(RECORDS FOR THIS TASK)

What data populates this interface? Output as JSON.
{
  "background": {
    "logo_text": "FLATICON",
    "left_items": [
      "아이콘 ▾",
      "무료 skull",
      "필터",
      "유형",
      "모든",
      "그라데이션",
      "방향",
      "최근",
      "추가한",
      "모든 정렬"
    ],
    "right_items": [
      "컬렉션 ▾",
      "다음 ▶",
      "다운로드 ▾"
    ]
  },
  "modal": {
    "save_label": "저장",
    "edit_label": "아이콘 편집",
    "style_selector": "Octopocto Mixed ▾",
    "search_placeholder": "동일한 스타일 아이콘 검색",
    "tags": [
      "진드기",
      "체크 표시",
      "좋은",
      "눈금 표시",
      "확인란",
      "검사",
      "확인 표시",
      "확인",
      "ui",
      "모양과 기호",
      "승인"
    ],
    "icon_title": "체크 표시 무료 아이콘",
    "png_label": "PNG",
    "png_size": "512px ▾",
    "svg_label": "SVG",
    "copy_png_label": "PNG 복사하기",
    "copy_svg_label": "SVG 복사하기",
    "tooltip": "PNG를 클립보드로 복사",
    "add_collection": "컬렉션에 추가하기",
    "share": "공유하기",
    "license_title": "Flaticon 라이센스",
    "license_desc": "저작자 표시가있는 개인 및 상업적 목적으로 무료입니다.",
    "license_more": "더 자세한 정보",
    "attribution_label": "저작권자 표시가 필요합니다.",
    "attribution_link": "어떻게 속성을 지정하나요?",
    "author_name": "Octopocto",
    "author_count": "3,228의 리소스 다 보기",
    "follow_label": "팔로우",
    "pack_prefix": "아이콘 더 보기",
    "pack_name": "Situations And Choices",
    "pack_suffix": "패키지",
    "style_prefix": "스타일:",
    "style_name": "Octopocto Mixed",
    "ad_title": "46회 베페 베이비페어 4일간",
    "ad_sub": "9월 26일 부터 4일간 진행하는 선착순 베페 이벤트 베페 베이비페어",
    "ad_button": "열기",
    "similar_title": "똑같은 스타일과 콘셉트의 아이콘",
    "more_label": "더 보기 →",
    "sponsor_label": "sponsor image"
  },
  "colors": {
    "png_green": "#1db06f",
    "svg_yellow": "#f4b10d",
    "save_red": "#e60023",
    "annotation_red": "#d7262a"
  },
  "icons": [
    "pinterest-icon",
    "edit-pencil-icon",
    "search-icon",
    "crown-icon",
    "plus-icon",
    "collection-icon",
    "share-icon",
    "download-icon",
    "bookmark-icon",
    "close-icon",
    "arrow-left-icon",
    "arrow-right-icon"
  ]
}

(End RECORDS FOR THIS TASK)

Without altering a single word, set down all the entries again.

■ **ANSWER SECTION**
What data populates this interface? Output as JSON.
{
  "background": {
    "logo_text": "FLATICON",
    "left_items": [
      "아이콘 ▾",
      "무료 skull",
      "필터",
      "유형",
      "모든",
      "그라데이션",
      "방향",
      "최근",
      "추가한",
      "모든 정렬"
    ],
    "right_items": [
      "컬렉션 ▾",
      "다음 ▶",
      "다운로드 ▾"
    ]
  },
  "modal": {
    "save_label": "저장",
    "edit_label": "아이콘 편집",
    "style_selector": "Octopocto Mixed ▾",
    "search_placeholder": "동일한 스타일 아이콘 검색",
    "tags": [
      "진드기",
      "체크 표시",
      "좋은",
      "눈금 표시",
      "확인란",
      "검사",
      "확인 표시",
      "확인",
      "ui",
      "모양과 기호",
      "승인"
    ],
    "icon_title": "체크 표시 무료 아이콘",
    "png_label": "PNG",
    "png_size": "512px ▾",
    "svg_label": "SVG",
    "copy_png_label": "PNG 복사하기",
    "copy_svg_label": "SVG 복사하기",
    "tooltip": "PNG를 클립보드로 복사",
    "add_collection": "컬렉션에 추가하기",
    "share": "공유하기",
    "license_title": "Flaticon 라이센스",
    "license_desc": "저작자 표시가있는 개인 및 상업적 목적으로 무료입니다.",
    "license_more": "더 자세한 정보",
    "attribution_label": "저작권자 표시가 필요합니다.",
    "attribution_link": "어떻게 속성을 지정하나요?",
    "author_name": "Octopocto",
    "author_count": "3,228의 리소스 다 보기",
    "follow_label": "팔로우",
    "pack_prefix": "아이콘 더 보기",
    "pack_name": "Situations And Choices",
    "pack_suffix": "패키지",
    "style_prefix": "스타일:",
    "style_name": "Octopocto Mixed",
    "ad_title": "46회 베페 베이비페어 4일간",
    "ad_sub": "9월 26일 부터 4일간 진행하는 선착순 베페 이벤트 베페 베이비페어",
    "ad_button": "열기",
    "similar_title": "똑같은 스타일과 콘셉트의 아이콘",
    "more_label": "더 보기 →",
    "sponsor_label": "sponsor image"
  },
  "colors": {
    "png_green": "#1db06f",
    "svg_yellow": "#f4b10d",
    "save_red": "#e60023",
    "annotation_red": "#d7262a"
  },
  "icons": [
    "pinterest-icon",
    "edit-pencil-icon",
    "search-icon",
    "crown-icon",
    "plus-icon",
    "collection-icon",
    "share-icon",
    "download-icon",
    "bookmark-icon",
    "close-icon",
    "arrow-left-icon",
    "arrow-right-icon"
  ]
}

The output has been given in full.